Happy New Year and welcome to Part II of our favourite books published in 2016 (part I being here)! If you want to declaim digitally, don’t forget to consult our guide to giving eBooks as gifts (updated for 2016!).
Nutshell by Ian McEwan
A classic thriller plot, with an ingenious choice for the narrating voice: a talking foetus whose (physically) limited point of view is balanced by his articulated eloquence and deep insight into parent and son relationships. A great present not only for Ian McEwan fans but for any mystery lover!
Warning: Do not make my mum’s mistake – this is not a good gift for your relative who is expecting.
Amina Antoniazzi, Quality Controller
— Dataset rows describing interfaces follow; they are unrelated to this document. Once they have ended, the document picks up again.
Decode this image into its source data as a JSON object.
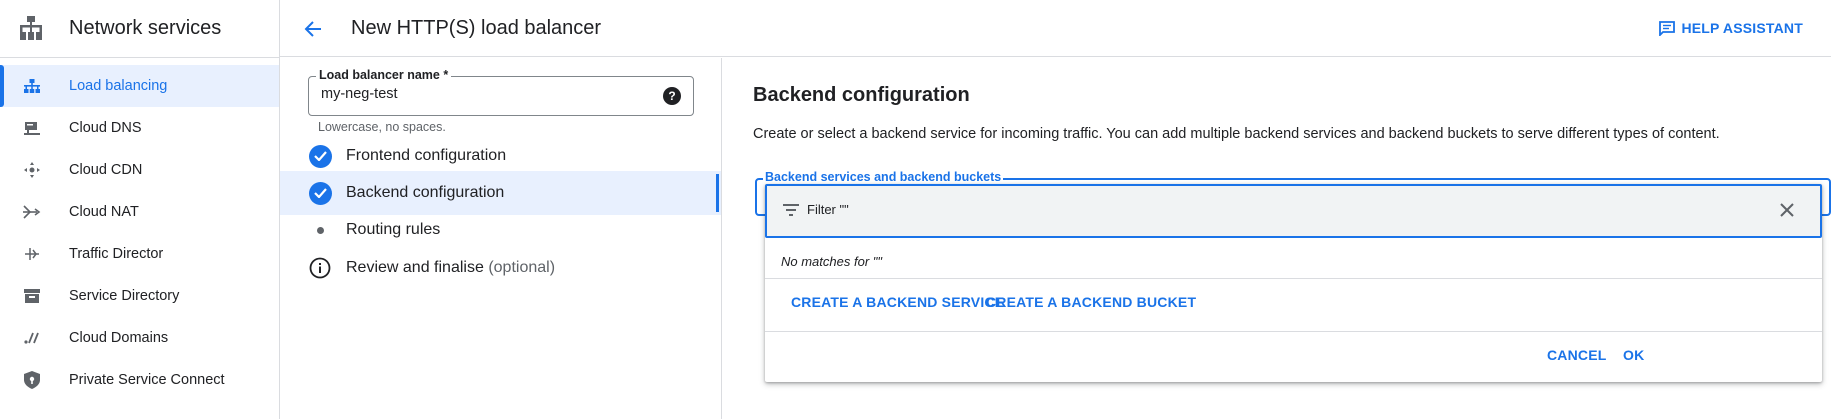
{
  "leftnav": {
    "product_title": "Network services",
    "product_icon": "network-services-icon",
    "items": [
      {
        "label": "Load balancing",
        "icon": "load-balancing-icon",
        "active": true
      },
      {
        "label": "Cloud DNS",
        "icon": "cloud-dns-icon"
      },
      {
        "label": "Cloud CDN",
        "icon": "cloud-cdn-icon"
      },
      {
        "label": "Cloud NAT",
        "icon": "cloud-nat-icon"
      },
      {
        "label": "Traffic Director",
        "icon": "traffic-director-icon"
      },
      {
        "label": "Service Directory",
        "icon": "service-directory-icon"
      },
      {
        "label": "Cloud Domains",
        "icon": "cloud-domains-icon"
      },
      {
        "label": "Private Service Connect",
        "icon": "private-service-connect-icon"
      }
    ]
  },
  "header": {
    "title": "New HTTP(S) load balancer",
    "help_assistant": "HELP ASSISTANT"
  },
  "form": {
    "name_label": "Load balancer name *",
    "name_value": "my-neg-test",
    "name_hint": "Lowercase, no spaces."
  },
  "steps": [
    {
      "label": "Frontend configuration",
      "status": "complete"
    },
    {
      "label": "Backend configuration",
      "status": "complete",
      "active": true
    },
    {
      "label": "Routing rules",
      "status": "pending"
    },
    {
      "label": "Review and finalise",
      "optional": "(optional)",
      "status": "info"
    }
  ],
  "backend": {
    "title": "Backend configuration",
    "description": "Create or select a backend service for incoming traffic. You can add multiple backend services and backend buckets to serve different types of content.",
    "select_label": "Backend services and backend buckets",
    "filter_text": "Filter \"\"",
    "no_matches": "No matches for \"\"",
    "create_service": "CREATE A BACKEND SERVICE",
    "create_bucket": "CREATE A BACKEND BUCKET",
    "cancel": "CANCEL",
    "ok": "OK"
  },
  "colors": {
    "accent": "#1a73e8",
    "active_bg": "#e8f0fe",
    "divider": "#dadce0"
  }
}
Jessica Bell’s The Crooked Sixpence tells the fantastical story of Ivy and Seb, siblings who discover a very uncommon hidden underground world while trying to get to the bottom of a family secret. Complemented by beautiful illustrations – crisply displayed in the ebook – this magical adventure is the perfect gift for fantasy-loving middle-grade heroines and heroes.
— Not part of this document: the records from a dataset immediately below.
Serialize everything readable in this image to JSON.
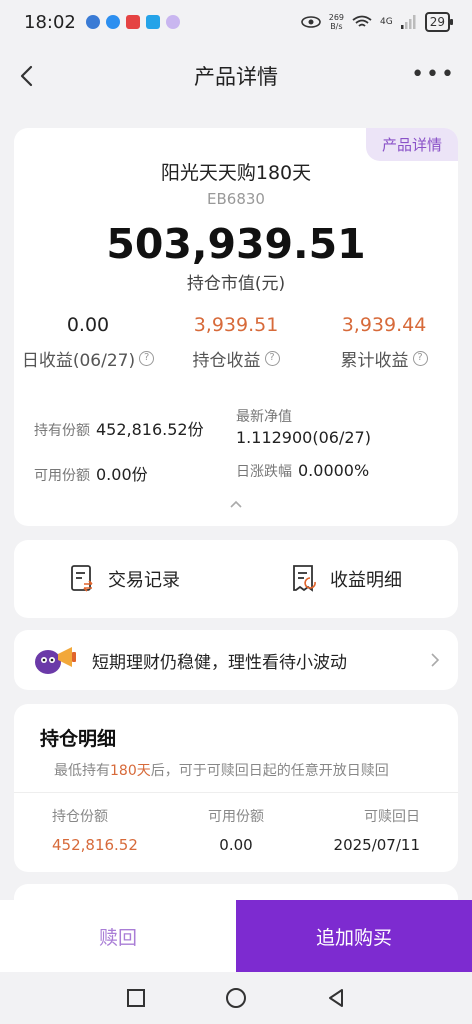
{
  "status_bar": {
    "time": "18:02",
    "net_speed_top": "269",
    "net_speed_bottom": "B/s",
    "signal": "4G",
    "battery": "29"
  },
  "header": {
    "title": "产品详情",
    "more": "•••"
  },
  "summary": {
    "tag": "产品详情",
    "product_name": "阳光天天购180天",
    "product_code": "EB6830",
    "market_value": "503,939.51",
    "market_value_label": "持仓市值(元)",
    "metrics": [
      {
        "value": "0.00",
        "label": "日收益(06/27)"
      },
      {
        "value": "3,939.51",
        "label": "持仓收益"
      },
      {
        "value": "3,939.44",
        "label": "累计收益"
      }
    ],
    "details": {
      "held_shares_label": "持有份额",
      "held_shares": "452,816.52份",
      "nav_label": "最新净值",
      "nav": "1.112900(06/27)",
      "available_label": "可用份额",
      "available": "0.00份",
      "daily_change_label": "日涨跌幅",
      "daily_change": "0.0000%"
    }
  },
  "records": {
    "trade_label": "交易记录",
    "income_label": "收益明细"
  },
  "notice": {
    "text": "短期理财仍稳健，理性看待小波动"
  },
  "holdings": {
    "title": "持仓明细",
    "desc_prefix": "最低持有",
    "desc_highlight": "180天",
    "desc_suffix": "后，可于可赎回日起的任意开放日赎回",
    "headers": [
      "持仓份额",
      "可用份额",
      "可赎回日"
    ],
    "row": [
      "452,816.52",
      "0.00",
      "2025/07/11"
    ]
  },
  "bottom_bar": {
    "redeem_label": "赎回",
    "buy_label": "追加购买"
  },
  "colors": {
    "accent": "#7d2bd0",
    "orange": "#d76a3a",
    "tag_bg": "#ece4f7"
  }
}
Daniela Helming, Quality Controller
Running around like a headless chicken on a wild goose chase for the last minute perfect Christmas gift because you chickened out of going to the shops? All delivery times too late to get it by Christmas?
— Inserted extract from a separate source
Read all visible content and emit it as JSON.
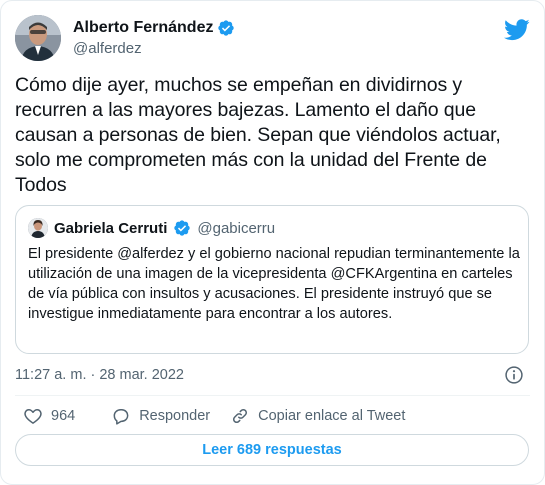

Not to worry – ebooks will get you out of the frying pan: one click and your gift is sorted. Let’s get cracking!
The charming Chicken Nugget is perfect for kids aged 2-5. The colourful illustrations are sure to capture attention and the story centres around the idea that even though Nugget is small, it can save the day. Not to mention that it is quite amusing for the adult reader to learn about Nugget’s assorted family: Burger, Fillet and Drumstick and insidious Franz.
The only caveat might be that the Christmas turkey is likely to inspire some concerned questions.
Leah Stolzenburg, Quality Control Manager
It was an oddly mild December Sunday, and two of my housemates were very hungover. Spirits were low, as was the temperature; why even my housemates’ heads fell below the sofa-line. Not a soul moved, nor wanted to. And yet these weary adolescents needed sustenance beyond Lucozade and reheated Chinese takeaway. As such, I played them Snow Day, read by Bill Nighy in a voice that sounds like a pile of leaves coming to life, and, for whole minutes, the pain of the previous night’s choices abated. Was a quiet, possibly-still-drunk tear shed at the book’s close, when there’ll be no more snow for another year? Who am I to ask such questions after Christmas? Written by Richard Curtis, illustrated by Rebecca Cobb, Snow Day is good for children both young and not-so-young; it warms the heart without smothering it in schmaltz, and charms the eye with its rough and affectionate sketches. Try the enhanced ebook edition for Bill Nighy’s autumnal readalong narration.
So that’s us for 2016, but wait, there’s more? It seems Jess really was taken up by the spirit of recommendation, as she’s here again with a book to look forward to in 2017:
I Can Only Draw Worms by Will Mabbitt (January 2017)
Whether in paper or as an ebook, this is not your typical children’s counting book. Will Mabbitt’s newest comedic masterpiece will keep you on the edge of your seat for all 34 pages with intrigue, tragedy, mistaken identity, artistic prowess and humour. Crack open the book to find out: Where has Worm Nine gone? What fate has befallen Worm Eight? Will Worm Six and Seven survive their epic space adventure? And will the author EVER attempt to draw anything other than worms? (See the title for a hint). Prepare to share the laughs with your kids!